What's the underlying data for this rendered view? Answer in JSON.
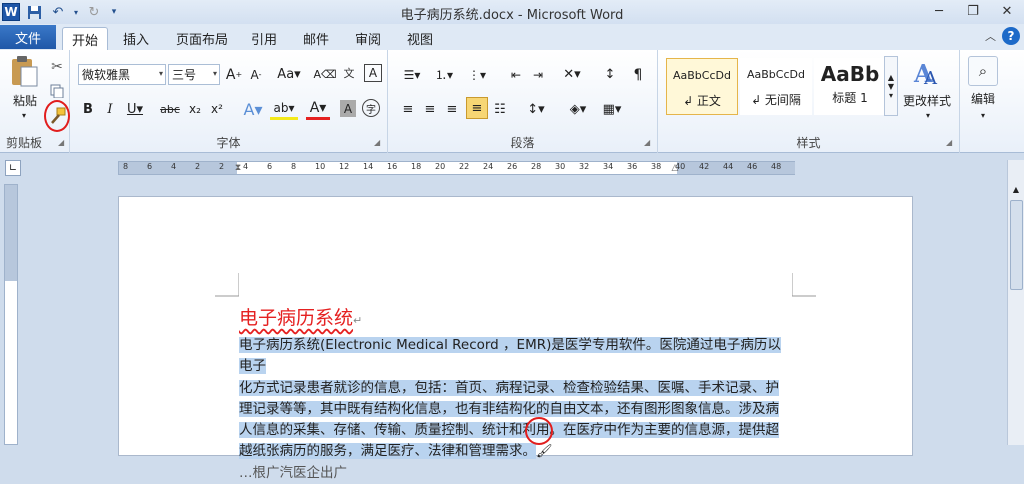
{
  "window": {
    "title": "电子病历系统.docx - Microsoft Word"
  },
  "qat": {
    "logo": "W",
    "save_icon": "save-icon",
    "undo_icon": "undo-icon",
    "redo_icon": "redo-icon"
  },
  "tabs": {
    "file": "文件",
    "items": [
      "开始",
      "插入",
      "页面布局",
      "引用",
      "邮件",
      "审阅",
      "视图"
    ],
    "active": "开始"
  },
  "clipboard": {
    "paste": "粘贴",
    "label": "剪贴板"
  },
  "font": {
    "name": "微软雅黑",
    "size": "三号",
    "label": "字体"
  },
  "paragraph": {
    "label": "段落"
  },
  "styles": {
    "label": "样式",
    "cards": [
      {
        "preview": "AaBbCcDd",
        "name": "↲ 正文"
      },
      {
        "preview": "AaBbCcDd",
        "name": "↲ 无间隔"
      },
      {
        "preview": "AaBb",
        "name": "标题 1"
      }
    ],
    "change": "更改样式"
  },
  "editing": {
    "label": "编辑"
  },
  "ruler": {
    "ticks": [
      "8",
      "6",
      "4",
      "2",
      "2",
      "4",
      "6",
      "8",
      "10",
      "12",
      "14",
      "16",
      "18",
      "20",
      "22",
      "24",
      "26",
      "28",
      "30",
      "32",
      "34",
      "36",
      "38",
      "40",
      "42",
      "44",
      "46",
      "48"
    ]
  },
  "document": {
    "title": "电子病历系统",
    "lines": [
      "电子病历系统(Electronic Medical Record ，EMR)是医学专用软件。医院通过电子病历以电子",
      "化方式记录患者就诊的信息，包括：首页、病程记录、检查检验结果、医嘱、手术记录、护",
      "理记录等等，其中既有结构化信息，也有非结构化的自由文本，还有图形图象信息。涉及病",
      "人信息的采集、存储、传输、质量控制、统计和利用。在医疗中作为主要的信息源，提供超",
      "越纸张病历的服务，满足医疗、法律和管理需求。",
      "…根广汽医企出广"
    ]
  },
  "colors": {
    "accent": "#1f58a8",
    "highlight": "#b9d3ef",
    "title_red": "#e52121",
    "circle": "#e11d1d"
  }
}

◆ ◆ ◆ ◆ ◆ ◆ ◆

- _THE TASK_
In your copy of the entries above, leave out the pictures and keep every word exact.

- _EXERCISE ANSWER_
What's the underlying data for this rendered view? Answer in JSON.
{
  "window": {
    "title": "电子病历系统.docx - Microsoft Word"
  },
  "qat": {
    "logo": "W",
    "save_icon": "save-icon",
    "undo_icon": "undo-icon",
    "redo_icon": "redo-icon"
  },
  "tabs": {
    "file": "文件",
    "items": [
      "开始",
      "插入",
      "页面布局",
      "引用",
      "邮件",
      "审阅",
      "视图"
    ],
    "active": "开始"
  },
  "clipboard": {
    "paste": "粘贴",
    "label": "剪贴板"
  },
  "font": {
    "name": "微软雅黑",
    "size": "三号",
    "label": "字体"
  },
  "paragraph": {
    "label": "段落"
  },
  "styles": {
    "label": "样式",
    "cards": [
      {
        "preview": "AaBbCcDd",
        "name": "↲ 正文"
      },
      {
        "preview": "AaBbCcDd",
        "name": "↲ 无间隔"
      },
      {
        "preview": "AaBb",
        "name": "标题 1"
      }
    ],
    "change": "更改样式"
  },
  "editing": {
    "label": "编辑"
  },
  "ruler": {
    "ticks": [
      "8",
      "6",
      "4",
      "2",
      "2",
      "4",
      "6",
      "8",
      "10",
      "12",
      "14",
      "16",
      "18",
      "20",
      "22",
      "24",
      "26",
      "28",
      "30",
      "32",
      "34",
      "36",
      "38",
      "40",
      "42",
      "44",
      "46",
      "48"
    ]
  },
  "document": {
    "title": "电子病历系统",
    "lines": [
      "电子病历系统(Electronic Medical Record ，EMR)是医学专用软件。医院通过电子病历以电子",
      "化方式记录患者就诊的信息，包括：首页、病程记录、检查检验结果、医嘱、手术记录、护",
      "理记录等等，其中既有结构化信息，也有非结构化的自由文本，还有图形图象信息。涉及病",
      "人信息的采集、存储、传输、质量控制、统计和利用。在医疗中作为主要的信息源，提供超",
      "越纸张病历的服务，满足医疗、法律和管理需求。",
      "…根广汽医企出广"
    ]
  },
  "colors": {
    "accent": "#1f58a8",
    "highlight": "#b9d3ef",
    "title_red": "#e52121",
    "circle": "#e11d1d"
  }
}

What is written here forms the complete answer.